Many judgments of Hillary, whether their authors realize it or not, are colored by gender bias. She is held to a certain standard and set of expectations because she is a woman—and because she deviates from these by emulating traditional male characteristics, she is condemned. These perceived “male” characteristics, however, are not intrinsically male; rather, they are characteristics that are necessary and beneficial to any professional trying to succeed in their field. However, those qualities continue to be associated with men, which creates an impossible conundrum for professional woman—the characteristics necessary to succeed in the professional world are at odds with the values that they are supposed to embody as women.
We need to deconstruct these gendered characteristics and identities if we are ever to achieve equality between women and men—and not just in the professional worlds, but in all worlds that we occupy as humans. We must get to a place where masculine symbols aren’t necessarily masculine and female symbols aren’t necessarily female; they are all simply symbols that either and all genders can embody without judgment and bias. This change is necessary not just in the rhetoric of critics but also supporters—for example, rather than denying Hillary’s assertive nature through testimonies of her likability and warmth, we need to reject the negative connotation of assertiveness in women. Hillary should be allowed to be competitive and authoritative—it should not be necessary for her to always be warm and understanding. However, the arguments in her defense have largely been based on proving her “femininity,” rather than declaring that her stereotypical male traits are acceptable and admirable. This change in thinking is necessary if women and men are ever to have full equality, because gender stereotyping will continue to occur both ways unless it does.

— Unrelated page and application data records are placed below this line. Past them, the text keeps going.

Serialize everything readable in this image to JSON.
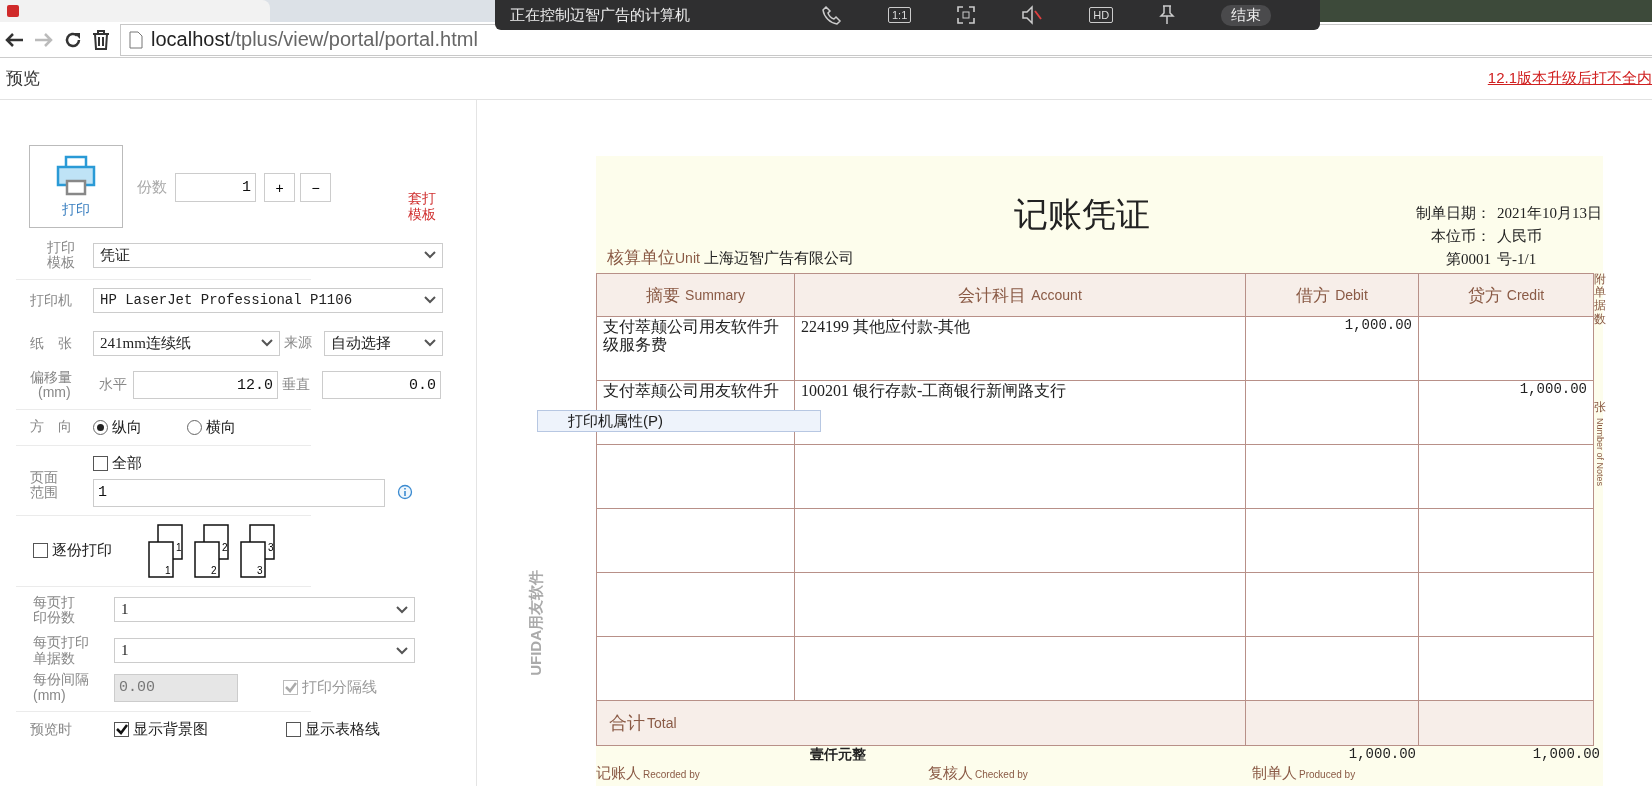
{
  "remote_bar": {
    "title": "正在控制迈智广告的计算机",
    "ratio_label": "1:1",
    "hd_label": "HD",
    "end_button": "结束"
  },
  "address_bar": {
    "url_host": "localhost",
    "url_path": "/tplus/view/portal/portal.html"
  },
  "header": {
    "title": "预览",
    "notice_link": "12.1版本升级后打不全内"
  },
  "print_panel": {
    "print_button": "打印",
    "copies": {
      "label": "份数",
      "value": "1",
      "plus": "+",
      "minus": "−"
    },
    "template_link": "套打模板",
    "template": {
      "label": "打印模板",
      "value": "凭证"
    },
    "printer": {
      "label": "打印机",
      "value": "HP LaserJet Professional P1106"
    },
    "paper": {
      "label": "纸　张",
      "value": "241mm连续纸"
    },
    "source": {
      "label": "来源",
      "value": "自动选择"
    },
    "offset": {
      "label": "偏移量",
      "unit": "(mm)",
      "horizontal_label": "水平",
      "horizontal": "12.0",
      "vertical_label": "垂直",
      "vertical": "0.0"
    },
    "orientation": {
      "label": "方　向",
      "options": [
        {
          "label": "纵向",
          "selected": true
        },
        {
          "label": "横向",
          "selected": false
        }
      ]
    },
    "page_range": {
      "label": "页面范围",
      "all_label": "全部",
      "all_checked": false,
      "value": "1"
    },
    "collate": {
      "label": "逐份打印",
      "checked": false,
      "pages": [
        {
          "front": "1",
          "back": "1"
        },
        {
          "front": "2",
          "back": "2"
        },
        {
          "front": "3",
          "back": "3"
        }
      ]
    },
    "copies_per_page": {
      "label": "每页打印份数",
      "value": "1"
    },
    "docs_per_page": {
      "label": "每页打印单据数",
      "value": "1"
    },
    "gap": {
      "label": "每份间隔",
      "unit": "(mm)",
      "value": "0.00",
      "disabled": true
    },
    "separator": {
      "label": "打印分隔线",
      "checked": true,
      "disabled": true
    },
    "preview": {
      "label": "预览时",
      "options": [
        {
          "label": "显示背景图",
          "checked": true
        },
        {
          "label": "显示表格线",
          "checked": false
        }
      ]
    }
  },
  "context_menu": {
    "items": [
      "打印机属性(P)"
    ]
  },
  "voucher": {
    "brand": "UFIDA用友软件",
    "title": "记账凭证",
    "unit_label": "核算单位",
    "unit_label_en": "Unit",
    "unit_name": "上海迈智广告有限公司",
    "meta": [
      {
        "label": "制单日期：",
        "value": "2021年10月13日"
      },
      {
        "label": "本位币：",
        "value": "人民币"
      },
      {
        "label": "第0001",
        "value": "号-1/1"
      }
    ],
    "columns": [
      {
        "label": "摘要",
        "label_en": "Summary"
      },
      {
        "label": "会计科目",
        "label_en": "Account"
      },
      {
        "label": "借方",
        "label_en": "Debit"
      },
      {
        "label": "贷方",
        "label_en": "Credit"
      }
    ],
    "rows": [
      {
        "summary": "支付萃颠公司用友软件升级服务费",
        "account": "224199 其他应付款-其他",
        "debit": "1,000.00"
      },
      {
        "summary": "支付萃颠公司用友软件升",
        "account": "100201 银行存款-工商银行新闸路支行",
        "credit": "1,000.00"
      }
    ],
    "total": {
      "label": "合计",
      "label_en": "Total",
      "amount_words": "壹仟元整",
      "debit": "1,000.00",
      "credit": "1,000.00"
    },
    "signatures": [
      {
        "label": "记账人",
        "label_en": "Recorded by"
      },
      {
        "label": "复核人",
        "label_en": "Checked by"
      },
      {
        "label": "制单人",
        "label_en": "Produced by"
      }
    ],
    "side_notes": {
      "attachments": "附单据数",
      "sheets": "张",
      "sheets_en": "Number of Notes"
    }
  }
}
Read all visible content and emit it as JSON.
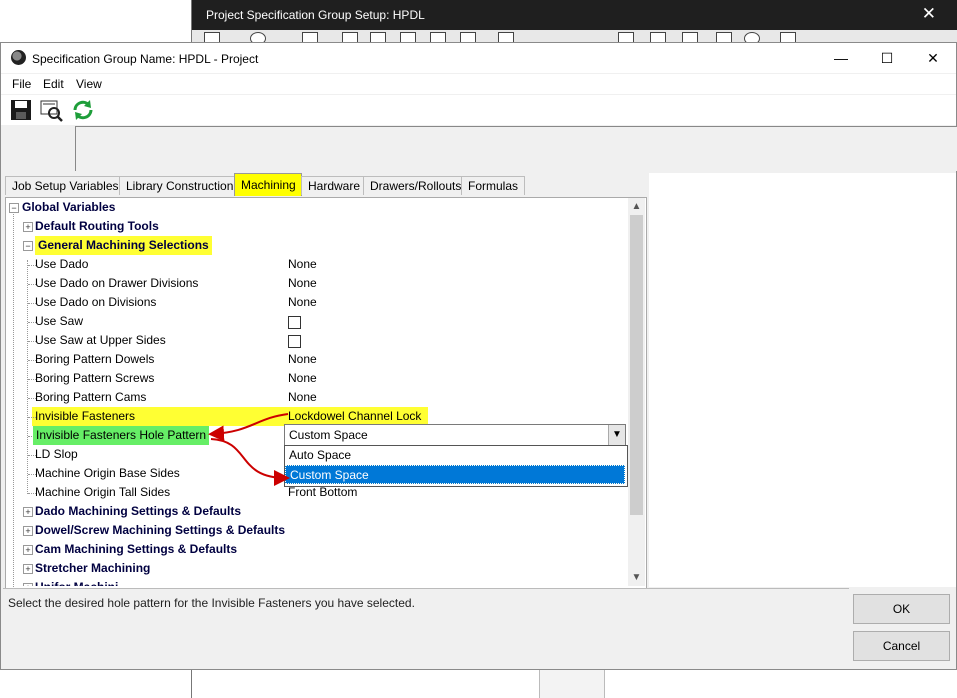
{
  "background_window": {
    "title": "Project Specification Group Setup: HPDL",
    "close": "✕"
  },
  "dialog": {
    "title": "Specification Group Name: HPDL - Project",
    "minimize": "—",
    "maximize": "☐",
    "close": "✕"
  },
  "menu": {
    "file": "File",
    "edit": "Edit",
    "view": "View"
  },
  "toolbar": {
    "icons": [
      "save-icon",
      "print-preview-icon",
      "refresh-icon"
    ]
  },
  "tabs": [
    {
      "label": "Job Setup Variables"
    },
    {
      "label": "Library Construction"
    },
    {
      "label": "Machining"
    },
    {
      "label": "Hardware"
    },
    {
      "label": "Drawers/Rollouts"
    },
    {
      "label": "Formulas"
    }
  ],
  "active_tab": "Machining",
  "tree": {
    "root": "Global Variables",
    "default_routing_tools": "Default Routing Tools",
    "general_machining": "General Machining Selections",
    "items": [
      {
        "label": "Use Dado",
        "value": "None"
      },
      {
        "label": "Use Dado on Drawer Divisions",
        "value": "None"
      },
      {
        "label": "Use Dado on Divisions",
        "value": "None"
      },
      {
        "label": "Use Saw",
        "value": ""
      },
      {
        "label": "Use Saw at Upper Sides",
        "value": ""
      },
      {
        "label": "Boring Pattern Dowels",
        "value": "None"
      },
      {
        "label": "Boring Pattern Screws",
        "value": "None"
      },
      {
        "label": "Boring Pattern Cams",
        "value": "None"
      },
      {
        "label": "Invisible Fasteners",
        "value": "Lockdowel Channel Lock"
      },
      {
        "label": "Invisible Fasteners Hole Pattern",
        "value": "Custom Space"
      },
      {
        "label": "LD Slop",
        "value": ""
      },
      {
        "label": "Machine Origin Base Sides",
        "value": ""
      },
      {
        "label": "Machine Origin Tall Sides",
        "value": "Front Bottom"
      }
    ],
    "groups": [
      "Dado Machining Settings & Defaults",
      "Dowel/Screw Machining Settings & Defaults",
      "Cam Machining Settings & Defaults",
      "Stretcher Machining",
      "Unifor Machini..."
    ]
  },
  "combo": {
    "value": "Custom Space",
    "options": [
      "Auto Space",
      "Custom Space"
    ],
    "selected": "Custom Space"
  },
  "description": "Select the desired hole pattern for the Invisible Fasteners you have selected.",
  "buttons": {
    "ok": "OK",
    "cancel": "Cancel"
  },
  "colors": {
    "highlight_yellow": "#ffff33",
    "highlight_green": "#66ee66",
    "selection_blue": "#0078d7",
    "annotation_arrow": "#cc0000"
  }
}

If Hillary Clinton’s career has shown us anything, it is that sexism and gender stereotyping are not dead—they are both very much alive, and continue to color all of our judgments, both as women and men.